The proposal includes a few other changes related only to the mechanisms by which the status can be bestowed or withdrawn, including a faster withdrawal mechanism whenever “the exceptional gravity of the violations calls for a rapid response” and assessment of the socio-economic effects of any proposed withdrawal.
The European Parliament’s trade committee still needs to agree to the proposed changes, but is expected to pass next year.
Reactions to the EU’s proposed amendments to the GSP
At its core, these proposals are meant to hold the countries who are financially benefiting from agreements with the EU to a higher standard. Rather than simply not committing human rights abuses, under this law, these countries would also have to ensure that they are abiding by both key environmental conventions and good governance principles in order to benefit from preferred trade status with the EU.
However, the precedent set by this law, which allows ever more stringent conditions to be applied to a trade agreement meant to help spur development, has also been interpreted as a form of financial blackmailing.
When the law was first introduced in April, Heidi Hautala, the MEP in charge of steering the legislation through the parliament, recommended that the commission remove the migration link from the proposal, which has to be agreed by all 27 member states.
“It is toxic. It detracts from the GSP which is supposed to eliminate poverty and promote sustainable development for 2bn people on this earth,” Hautala said in April.
She added that trade should not be a weapon in combating migration.

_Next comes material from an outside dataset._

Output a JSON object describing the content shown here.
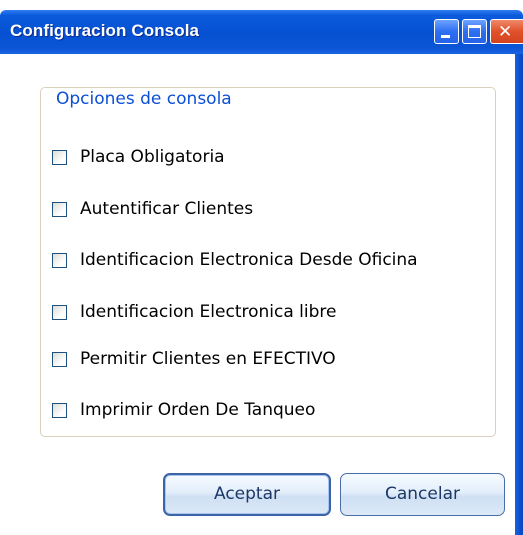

This proposed amendment to the scheme is generally considered to be a result of the rising wave of anti-immigration sentiment that Europe has experienced in recent years. Many right-wing politicians within the bloc have been attacking the European Union’s migration policies for years, believing their response to the crisis to be an abject failure.
The ambassadors’ approval for this change comes in the wake of the European People’s Party’s call to halt all urgency resolutions from the European Parliament, due to concern over the integrity of the foreign policy positions of the parliament that has resulted from the exposure of “Qatargate.”
“[H]alting all human rights activities of the European Parliament while sweepingly calling into question the integrity and contribution of all civil society organizations in EU policy-making would be solely in the interest of perpetrators of human rights abuses, to the detriment of their victims.”
Some have argued that blocking the “brain drain” of emigration is a tough love approach. The idea is that, by forcing countries to keep the citizens who are seeking opportunity elsewhere, they can rely upon a greater pool of potential talent.
Some European countries are perhaps familiar with the challenging but crucial question of how to retain citizens in order to facilitate development, when those who can choose to go elsewhere will.
However, asylum seekers are not analogous to intra-bloc migrators in Europe, and deciding who should take responsibility for those who have tried and failed to claim asylum outside of their native country is a complex issue.
Nonetheless, if the EU is allowed to impose ever more specific and stringent conditions on duty-free access to their market, one must be careful to discern the moment when the GSP scheme stops being a means for the development of poorer nations and starts being a mechanism by which Europe can financially control other countries based on its own political whims.
The past few weeks have made it clear that corruption can easily worm its way into the EU’s legislative body, so it might be wise to remember that the precedent set by this proposal sits on the edge of a slippery slope.
Editor’s Note: The opinions expressed here by the authors are their own, not those of Impakter.com — In the Featured Photo: European Parliament ‘Paul Henri-Spaak’ building Featured Photo Credit: Guillaume Perigois.